My family has owned a vacation home at the New Jersey shore for more than 30 years, so I've been fortunate to have spent every summer in a beach resort town since I was a child. Soon after my father bought the house, he bought each of his three daughters a new three-speed bike. In this small town, it was as good as handing us the keys to a brand new car – what freedom we suddenly had! We could ride our bikes to the beach, the boardwalk, the shops “downtown”, or just go for a ride to cool off by creating a breeze when there wasn’t any. A few years later, we used our bikes to go to our summer jobs at the amusement pier and movie theaters on the boardwalk. Fast forward through drivers license, real jobs, marriage, child – the bike was sold somewhere along the way in “the great garage cleanout”. It wasn’t until this summer that I once again enjoyed the freedom that a bike gives you at a crowded beach resort – no need to drive around looking for a parking space; no returning to a ticket on your windshield because your meter ran out of time; no sweltering car interior after sitting in the sun. I traded all that for quiet rides on the bike path beside the bird sanctuary, morning rides on the boardwalk with views of the sparkling ocean, and family rides to breakfast at the tiny airport diner.
Riding to the airport (click to see planes upper left)

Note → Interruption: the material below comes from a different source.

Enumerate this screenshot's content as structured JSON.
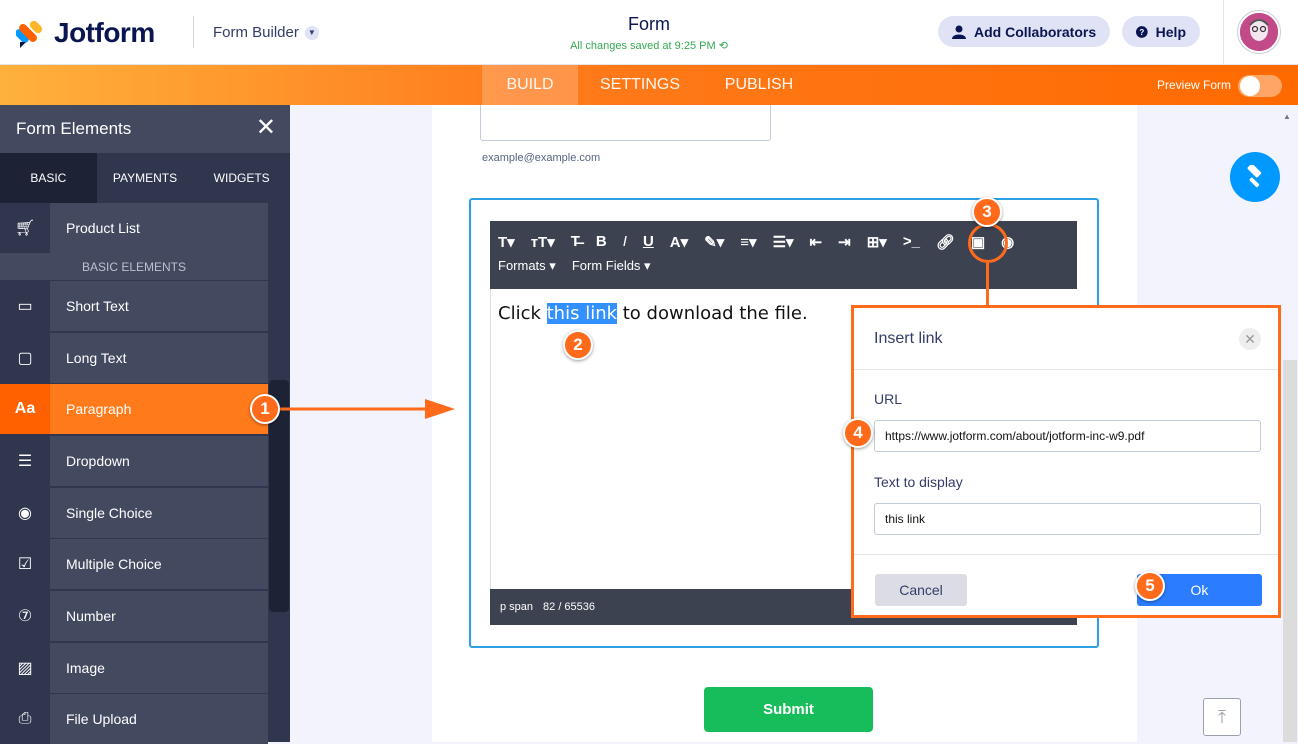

Last weekend we decided to take advantage of the beautiful fall weather and drive to the New Jersey shore one last time (until next spring). Since it was only a day trip, we didn’t bring our bikes, but we made the most of our time by taking the scenic route along the coast from Atlantic City down to Cape May Point. Most of the resort towns were rather sleepy now that the tourists have left, but Cape May was full of bird-watchers since it is prime migration season, and Cape May is the biggest migration rest-stop for birds on the East Coast. The beautiful weather brought many people out on their bikes, and the racks along the beach were full.

I wonder if the owner of this pink bike stood out on the beach as much as her bike did in the rack.

I miss the shore already. Especially my flip flops.

Saturday, September 27, 2008

Cover Models

Bicycles seem to pop up everywhere these days in all types of media. Copenhagenize is doing a great job keeping us updated on all of the international TV commercials featuring bikes. I was quite happy to see these three catalogs drop through our mail slot over the past few months. What caught my eye was that the bike props weren't being used to sell sports clothing or gear, just normal fashions and even handbags (Vera Bradley). Looks like even the catalog industry has been Copenhagenized!